    When I came back, Sakakibara-san was still giving a lesson to Adam. Even in my view, Adam was casting much more smoothly than before. Sakakibara-san said if Adam could fish with him throughout a whole season, he would become a master tenkara fisher. Also, Sakakibara-san said the “evening rise” in the main stem of the river would be great, but unfortunately, we had to go back to Gokayama, since we had a reservation for dinner. He said he wanted to show Adam how he fish a large river with tenkara during the evening rise. Indeed, they seemed to have a great time in that evening; URL. Adam told me meeting with Sakakibara-san was the highlight of the trip. It was also a very stimulating experience for me.
    On Saturday, we drove to my house, and on Sunday, I took Adam to the Ninja Museum, and then to Nagoya station, where he left for Tokyo alone.
    I’m not sure what impressions he had about the fishing or the overall experience in his trip, though I hope all his memories during his stay are good ones.
    At least I am sure what impressed him most in Japan, however. He said he would definitely buy it for his house. Want to know what it is? Ask Adam.
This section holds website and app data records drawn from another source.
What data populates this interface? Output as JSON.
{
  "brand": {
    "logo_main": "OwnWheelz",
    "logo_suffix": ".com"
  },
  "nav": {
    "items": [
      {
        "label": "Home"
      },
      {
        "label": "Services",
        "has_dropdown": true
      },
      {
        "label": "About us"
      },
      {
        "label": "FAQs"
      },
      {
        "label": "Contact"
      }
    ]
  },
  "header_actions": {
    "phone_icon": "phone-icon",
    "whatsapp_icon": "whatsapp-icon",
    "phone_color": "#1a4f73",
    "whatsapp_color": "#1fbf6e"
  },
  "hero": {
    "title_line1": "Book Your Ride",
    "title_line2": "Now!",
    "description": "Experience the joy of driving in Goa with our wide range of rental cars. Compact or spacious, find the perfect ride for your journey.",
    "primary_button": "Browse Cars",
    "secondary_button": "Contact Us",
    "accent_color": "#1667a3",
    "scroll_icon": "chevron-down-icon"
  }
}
    This article was originally published in forum thread: American tenkara fisher Japanese fly fisher started by Satoshi View original post